In general, women experience joint and bone problems more often than
men do. Nearly one-half of women will suffer a broken bone as a result
of osteoporosis, a disease that weakens bones and makes them susceptible
to breakage. Symptoms occurring late in the disease include bone pain
or tenderness, fractures with little or no trauma, loss of height over
time, low back pain due to fractures of the spinal bones, neck pain due
to fractures of the spinal bones and stooped posture. If you have early
or advanced signs of osteoporosis, get treated. There are drug and
hormone therapies to help preserve or increase bone mass along with diet
and lifestyle changes.
At North Kansas City Hospital, we are dedicated to helping those
women who are in early, middle and advanced stages of osteoporosis, but
as a matter of principle we firmly believe in taking steps toward
prevention, especially since symptoms are hard to recognize in early
stages of the disease.
It is crucial for children and teenagers who are undergoing peak bone
growth as well as all adult women to learn to live and eat well to
protect their bones.
Get enough calcium.
- 1,500 milligrams for teens.
- 1,000 before menopause
- 1,500 for pregnant and breastfeeding women.
- 1,500 for women after menopause who are not on hormone replacement therapy.
FYI: a cup of low fat milk or yogurt has 300 milligrams of

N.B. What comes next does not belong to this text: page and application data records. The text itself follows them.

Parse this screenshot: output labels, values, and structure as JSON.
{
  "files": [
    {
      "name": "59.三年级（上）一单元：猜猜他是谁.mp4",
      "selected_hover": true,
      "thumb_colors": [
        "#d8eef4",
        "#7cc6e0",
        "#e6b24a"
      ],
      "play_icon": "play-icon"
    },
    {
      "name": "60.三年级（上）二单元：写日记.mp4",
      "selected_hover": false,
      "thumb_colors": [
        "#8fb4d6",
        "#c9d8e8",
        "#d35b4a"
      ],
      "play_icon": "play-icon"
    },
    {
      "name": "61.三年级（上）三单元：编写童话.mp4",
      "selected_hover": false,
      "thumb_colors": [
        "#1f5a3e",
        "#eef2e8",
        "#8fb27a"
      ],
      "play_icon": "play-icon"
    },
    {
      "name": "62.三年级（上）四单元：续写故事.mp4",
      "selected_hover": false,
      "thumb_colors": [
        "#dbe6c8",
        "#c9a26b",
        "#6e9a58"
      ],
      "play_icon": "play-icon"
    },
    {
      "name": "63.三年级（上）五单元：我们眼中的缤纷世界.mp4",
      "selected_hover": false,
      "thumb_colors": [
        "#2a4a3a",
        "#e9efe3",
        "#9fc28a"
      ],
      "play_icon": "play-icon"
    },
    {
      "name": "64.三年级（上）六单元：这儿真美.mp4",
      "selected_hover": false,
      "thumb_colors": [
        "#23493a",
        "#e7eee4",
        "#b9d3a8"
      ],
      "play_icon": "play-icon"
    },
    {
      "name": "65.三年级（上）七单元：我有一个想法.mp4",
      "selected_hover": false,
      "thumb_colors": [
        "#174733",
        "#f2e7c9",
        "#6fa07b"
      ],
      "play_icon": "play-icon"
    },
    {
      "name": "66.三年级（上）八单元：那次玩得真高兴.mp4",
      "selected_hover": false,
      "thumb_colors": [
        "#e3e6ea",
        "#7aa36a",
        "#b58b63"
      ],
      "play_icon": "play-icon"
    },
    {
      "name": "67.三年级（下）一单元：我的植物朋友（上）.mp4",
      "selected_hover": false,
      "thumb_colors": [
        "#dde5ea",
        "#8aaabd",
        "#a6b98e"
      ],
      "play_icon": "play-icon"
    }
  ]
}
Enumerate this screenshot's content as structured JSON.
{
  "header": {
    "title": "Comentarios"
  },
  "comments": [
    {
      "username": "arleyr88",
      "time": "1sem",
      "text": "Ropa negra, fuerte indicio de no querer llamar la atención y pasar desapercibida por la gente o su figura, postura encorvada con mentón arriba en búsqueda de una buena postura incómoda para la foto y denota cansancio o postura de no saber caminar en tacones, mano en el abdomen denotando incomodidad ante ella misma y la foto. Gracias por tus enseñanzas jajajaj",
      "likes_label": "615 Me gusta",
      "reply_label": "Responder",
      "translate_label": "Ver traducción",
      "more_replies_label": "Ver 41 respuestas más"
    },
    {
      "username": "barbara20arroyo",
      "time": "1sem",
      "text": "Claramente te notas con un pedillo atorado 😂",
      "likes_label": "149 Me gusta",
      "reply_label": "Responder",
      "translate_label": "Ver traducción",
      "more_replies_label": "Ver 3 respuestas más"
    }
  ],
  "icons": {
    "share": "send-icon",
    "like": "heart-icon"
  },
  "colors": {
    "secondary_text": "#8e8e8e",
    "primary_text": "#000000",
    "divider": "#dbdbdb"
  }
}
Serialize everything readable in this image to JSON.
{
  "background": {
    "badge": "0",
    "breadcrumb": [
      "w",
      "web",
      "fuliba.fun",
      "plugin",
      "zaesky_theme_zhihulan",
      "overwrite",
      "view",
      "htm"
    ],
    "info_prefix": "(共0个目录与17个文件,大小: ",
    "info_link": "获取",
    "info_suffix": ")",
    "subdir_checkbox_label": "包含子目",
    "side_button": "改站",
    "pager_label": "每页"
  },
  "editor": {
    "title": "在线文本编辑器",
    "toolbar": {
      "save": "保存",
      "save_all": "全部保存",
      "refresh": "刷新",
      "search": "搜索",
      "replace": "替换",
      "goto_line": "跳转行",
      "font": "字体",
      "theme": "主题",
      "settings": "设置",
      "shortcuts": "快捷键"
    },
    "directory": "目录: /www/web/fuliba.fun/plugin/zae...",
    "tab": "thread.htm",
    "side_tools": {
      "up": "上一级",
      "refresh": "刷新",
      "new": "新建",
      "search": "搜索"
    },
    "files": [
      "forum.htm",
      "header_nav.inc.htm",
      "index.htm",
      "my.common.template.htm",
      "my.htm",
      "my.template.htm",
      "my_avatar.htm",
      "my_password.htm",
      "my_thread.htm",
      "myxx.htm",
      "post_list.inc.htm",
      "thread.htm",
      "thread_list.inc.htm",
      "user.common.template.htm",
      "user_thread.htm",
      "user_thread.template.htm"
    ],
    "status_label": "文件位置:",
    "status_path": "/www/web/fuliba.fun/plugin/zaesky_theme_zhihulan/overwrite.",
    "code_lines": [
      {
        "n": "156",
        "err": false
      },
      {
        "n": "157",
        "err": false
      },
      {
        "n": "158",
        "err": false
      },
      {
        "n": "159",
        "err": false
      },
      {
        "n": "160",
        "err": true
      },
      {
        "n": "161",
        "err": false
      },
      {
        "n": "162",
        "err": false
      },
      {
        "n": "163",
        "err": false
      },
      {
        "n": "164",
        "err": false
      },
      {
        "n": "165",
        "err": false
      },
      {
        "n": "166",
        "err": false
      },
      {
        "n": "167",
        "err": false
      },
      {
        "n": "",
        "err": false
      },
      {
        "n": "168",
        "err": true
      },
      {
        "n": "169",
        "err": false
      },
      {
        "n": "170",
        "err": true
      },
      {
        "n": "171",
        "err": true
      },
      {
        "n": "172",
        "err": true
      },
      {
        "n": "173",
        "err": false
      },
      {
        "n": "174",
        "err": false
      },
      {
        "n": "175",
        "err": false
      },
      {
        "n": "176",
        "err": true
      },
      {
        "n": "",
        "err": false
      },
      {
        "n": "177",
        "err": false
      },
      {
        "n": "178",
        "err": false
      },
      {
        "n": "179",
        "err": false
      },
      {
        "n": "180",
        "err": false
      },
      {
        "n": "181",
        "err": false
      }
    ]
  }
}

calcium. Don't forget vitamin D which helps to absorb calcium. Good
sources of vitamin D are saltwater fish, liver, milk, and egg yolks.
Get enough exercise.
Any type of weight-bearing exercise (30 minutes daily) help keep your
bones and muscles strong. Walking, dancing, climbing steps, and lifting
weights all help to prevent osteoporosis.
Don't smoke. Smoking is associated with lower bone density and higher risk of osteoporosis.
Know your risk for the disease. Consider family history of disease or
hip fractures, white or Asian descent, thin or small-boned body frame,
smoking, alcohol intake, sedentary lifestyle, and certain medication
like anti-convulsants, thyroid hormone, and corticosteroids as risk
factors. If at risk, consider getting a DEXA test (dual-energy X-ray
absorptiometry) which measures bone density and is considered a reliable
predictor of osteoporosis risk.
Whether you're in the stage of prevention, identification or
treatment, our experts will guide the course. Find out more about osteoporosis.